Now the family live on the streets of Riohach, since they have no more money and cannot travel further or find room to rent. They share a small mattress and a bed sheet. Jendy tells that they had no choice but to leave, since they had no jobs anymore and no money to buy food for the children. She shows the head injury of Isabel, that her daughter got recently when she fell. Since they do not have official documentation for Colombia, they cannot go to the hospital for treatment.

Five months pregnant – but no care

Hebert sits on a chair that was left as rubbish by a Colombian family. But a chair won’t protect them on the streets of Riohach. Jendy is five months pregnant. For her, pre-natal care is also not available.

“Sleeping on the streets is very dangerous, especially for our small children. I worry all the time”.

The young mother is very worried about sleeping on the street with her family. But what’s the alternative if there is have no money left?

Water, sanitation and food vouchers

Many Venezuelan families like Hebert’s and Jendy’s end up living in squatter areas at the edge of Riohacha town. Here, ZOA provides water and sanitation services. ZOA also expects to start a food voucher project soon.
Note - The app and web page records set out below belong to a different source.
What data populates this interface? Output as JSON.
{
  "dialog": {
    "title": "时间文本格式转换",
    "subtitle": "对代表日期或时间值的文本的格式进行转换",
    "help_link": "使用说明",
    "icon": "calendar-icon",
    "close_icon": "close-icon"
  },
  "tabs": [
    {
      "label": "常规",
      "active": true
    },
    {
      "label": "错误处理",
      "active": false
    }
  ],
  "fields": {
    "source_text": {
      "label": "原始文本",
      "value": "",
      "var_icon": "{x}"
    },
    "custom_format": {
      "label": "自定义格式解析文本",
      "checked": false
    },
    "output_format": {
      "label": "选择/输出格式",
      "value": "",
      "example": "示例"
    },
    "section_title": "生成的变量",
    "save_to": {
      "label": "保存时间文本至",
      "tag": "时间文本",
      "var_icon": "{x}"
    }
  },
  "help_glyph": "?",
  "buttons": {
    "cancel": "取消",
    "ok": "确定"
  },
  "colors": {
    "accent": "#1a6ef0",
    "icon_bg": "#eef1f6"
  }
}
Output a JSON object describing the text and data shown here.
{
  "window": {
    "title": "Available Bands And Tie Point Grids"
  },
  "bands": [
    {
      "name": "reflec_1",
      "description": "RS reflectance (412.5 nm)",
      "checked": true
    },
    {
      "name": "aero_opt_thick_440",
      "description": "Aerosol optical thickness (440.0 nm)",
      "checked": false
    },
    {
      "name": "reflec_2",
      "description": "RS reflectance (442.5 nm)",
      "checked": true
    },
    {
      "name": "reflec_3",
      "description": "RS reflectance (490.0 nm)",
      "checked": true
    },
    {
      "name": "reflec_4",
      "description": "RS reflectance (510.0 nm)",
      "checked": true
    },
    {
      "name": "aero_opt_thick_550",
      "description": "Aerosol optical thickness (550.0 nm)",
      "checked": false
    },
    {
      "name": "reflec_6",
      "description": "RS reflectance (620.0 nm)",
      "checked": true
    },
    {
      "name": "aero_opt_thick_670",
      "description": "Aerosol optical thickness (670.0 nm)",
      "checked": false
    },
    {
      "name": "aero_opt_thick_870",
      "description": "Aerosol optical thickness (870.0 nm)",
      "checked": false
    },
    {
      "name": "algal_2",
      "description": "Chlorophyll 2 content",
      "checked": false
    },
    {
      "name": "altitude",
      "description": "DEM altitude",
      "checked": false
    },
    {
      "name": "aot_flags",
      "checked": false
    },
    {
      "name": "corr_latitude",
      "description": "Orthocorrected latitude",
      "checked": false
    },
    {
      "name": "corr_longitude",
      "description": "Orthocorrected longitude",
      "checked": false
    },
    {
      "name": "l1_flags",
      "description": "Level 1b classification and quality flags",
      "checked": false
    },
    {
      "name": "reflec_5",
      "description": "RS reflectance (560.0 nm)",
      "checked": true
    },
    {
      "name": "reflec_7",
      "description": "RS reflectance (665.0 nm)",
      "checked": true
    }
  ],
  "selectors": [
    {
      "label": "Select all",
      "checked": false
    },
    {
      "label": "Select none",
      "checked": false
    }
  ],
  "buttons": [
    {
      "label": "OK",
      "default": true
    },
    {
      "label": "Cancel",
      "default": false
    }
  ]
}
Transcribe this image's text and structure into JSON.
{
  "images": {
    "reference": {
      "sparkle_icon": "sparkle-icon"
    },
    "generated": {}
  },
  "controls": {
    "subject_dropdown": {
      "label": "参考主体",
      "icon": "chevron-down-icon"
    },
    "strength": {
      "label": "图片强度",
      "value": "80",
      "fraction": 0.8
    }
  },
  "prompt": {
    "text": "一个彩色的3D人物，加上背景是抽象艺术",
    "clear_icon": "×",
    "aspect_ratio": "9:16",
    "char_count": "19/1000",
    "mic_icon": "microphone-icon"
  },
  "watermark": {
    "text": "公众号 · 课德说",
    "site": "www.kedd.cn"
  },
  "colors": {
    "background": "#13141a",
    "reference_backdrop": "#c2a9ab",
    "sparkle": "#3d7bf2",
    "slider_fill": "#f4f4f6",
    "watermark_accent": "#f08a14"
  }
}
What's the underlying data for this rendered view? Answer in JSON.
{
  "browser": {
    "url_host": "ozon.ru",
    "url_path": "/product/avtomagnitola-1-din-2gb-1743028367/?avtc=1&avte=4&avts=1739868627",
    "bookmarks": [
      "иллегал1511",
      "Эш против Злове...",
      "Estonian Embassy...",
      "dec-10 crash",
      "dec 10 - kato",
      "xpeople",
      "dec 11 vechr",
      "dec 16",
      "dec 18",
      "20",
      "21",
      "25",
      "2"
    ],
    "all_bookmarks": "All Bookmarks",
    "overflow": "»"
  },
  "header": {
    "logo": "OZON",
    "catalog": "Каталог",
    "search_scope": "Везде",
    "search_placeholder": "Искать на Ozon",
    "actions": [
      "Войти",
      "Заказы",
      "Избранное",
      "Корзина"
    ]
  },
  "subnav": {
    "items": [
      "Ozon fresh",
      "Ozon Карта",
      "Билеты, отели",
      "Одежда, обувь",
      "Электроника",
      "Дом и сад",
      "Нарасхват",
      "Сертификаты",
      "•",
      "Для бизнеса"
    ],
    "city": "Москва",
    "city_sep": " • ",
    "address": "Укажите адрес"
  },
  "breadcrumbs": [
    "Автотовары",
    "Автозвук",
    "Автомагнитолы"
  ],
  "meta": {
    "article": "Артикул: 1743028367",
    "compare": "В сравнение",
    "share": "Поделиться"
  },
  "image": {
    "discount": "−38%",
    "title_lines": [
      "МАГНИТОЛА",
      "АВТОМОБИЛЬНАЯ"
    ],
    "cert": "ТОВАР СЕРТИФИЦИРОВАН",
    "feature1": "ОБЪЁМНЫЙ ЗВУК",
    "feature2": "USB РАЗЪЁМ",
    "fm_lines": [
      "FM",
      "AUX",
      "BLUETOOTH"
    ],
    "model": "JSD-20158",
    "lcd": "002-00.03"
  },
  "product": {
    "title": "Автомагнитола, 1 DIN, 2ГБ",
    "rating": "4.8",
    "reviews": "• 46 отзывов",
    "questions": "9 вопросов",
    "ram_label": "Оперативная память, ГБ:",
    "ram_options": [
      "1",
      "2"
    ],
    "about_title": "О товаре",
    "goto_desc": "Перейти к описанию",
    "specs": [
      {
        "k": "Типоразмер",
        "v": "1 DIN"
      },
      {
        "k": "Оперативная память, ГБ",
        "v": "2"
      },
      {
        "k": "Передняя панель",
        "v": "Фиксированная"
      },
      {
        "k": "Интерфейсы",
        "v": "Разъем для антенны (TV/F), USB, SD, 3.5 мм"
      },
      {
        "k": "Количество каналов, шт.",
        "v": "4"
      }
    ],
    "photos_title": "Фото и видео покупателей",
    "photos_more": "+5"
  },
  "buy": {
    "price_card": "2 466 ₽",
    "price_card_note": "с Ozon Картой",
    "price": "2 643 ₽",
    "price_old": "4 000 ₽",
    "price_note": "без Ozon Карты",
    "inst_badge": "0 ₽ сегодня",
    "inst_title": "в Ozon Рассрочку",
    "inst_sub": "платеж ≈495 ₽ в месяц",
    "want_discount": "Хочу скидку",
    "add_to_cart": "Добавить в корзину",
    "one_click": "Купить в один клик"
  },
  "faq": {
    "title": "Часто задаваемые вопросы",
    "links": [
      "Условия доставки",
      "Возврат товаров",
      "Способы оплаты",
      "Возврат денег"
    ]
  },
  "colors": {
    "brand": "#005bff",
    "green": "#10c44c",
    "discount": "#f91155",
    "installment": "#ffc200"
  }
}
However, the situation of the Venezuelan families living on the streets of Colombia remains dire.

Click here to read more about our programme in Colombia.